Nevertheless, Fitch expects earnings margins and cash generation capability to be pressured in 2010 by weak commercial markets — as well as tighter defence spending in core markets. While the sector has historically been able to generate relatively strong levels of free cash flow (FCF), Fitch believes that cash generation will be materially lower in 2010.

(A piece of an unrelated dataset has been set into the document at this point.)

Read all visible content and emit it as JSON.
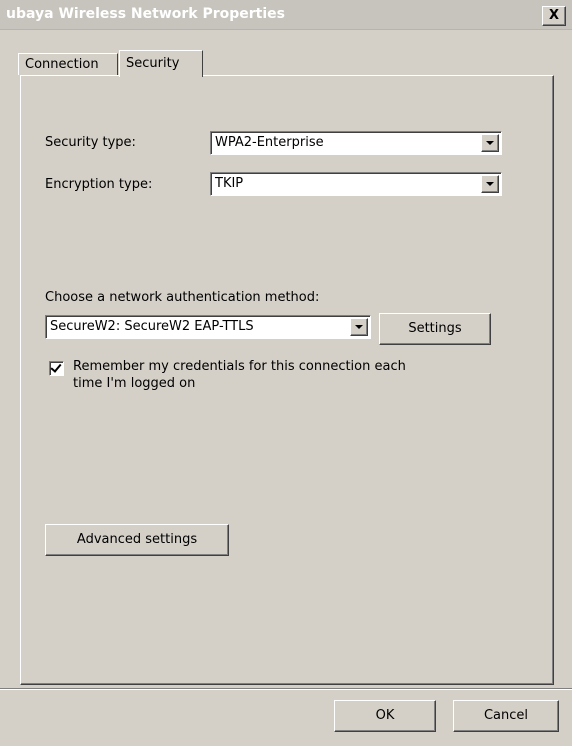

Fitch’s near-term outlook for the commercial aerospace industry is weak because of the vulnerable economic environment and concerns about financing. While the backlogs at major commercial aircraft manufacturers Airbus (100%-owned by European Aeronautic Defence and Space Company NV (EADS, rated ‘BBB+/F2’/ Stable)) and The Boeing Co (‘A+/F1’/Negative) are large by historical standards, poor airline profitability and weak passenger growth may lead to a rise in deferrals and cancellations and thus pressure on production rates in H210. Key risks for the sector include the global economy, aircraft finance, exogenous shocks (terrorism, disease pandemic, etc.), and execution of new programmes. A general risk is that production rates have not been revised downward materially despite the weakening economy, and several segments are at or near historical delivery peaks.
“Companies exposed to the commercial aerospace sector will continue to suffer from the effects of the global recession and weak airline profitability,” says Tom Chruszcz, Director in Fitch’s EMEA Industrials team.
“However, Fitch believes that deterioration in credit profiles in 2010 will be relatively minor given the offsetting low cyclicality of the defence segments and the strength of the five large A&D companies in Fitch’s rating universe.”
A report on the global 2010 A&D industry outlook will be available on the agency’s website at www.fitchratings.com in January 2010.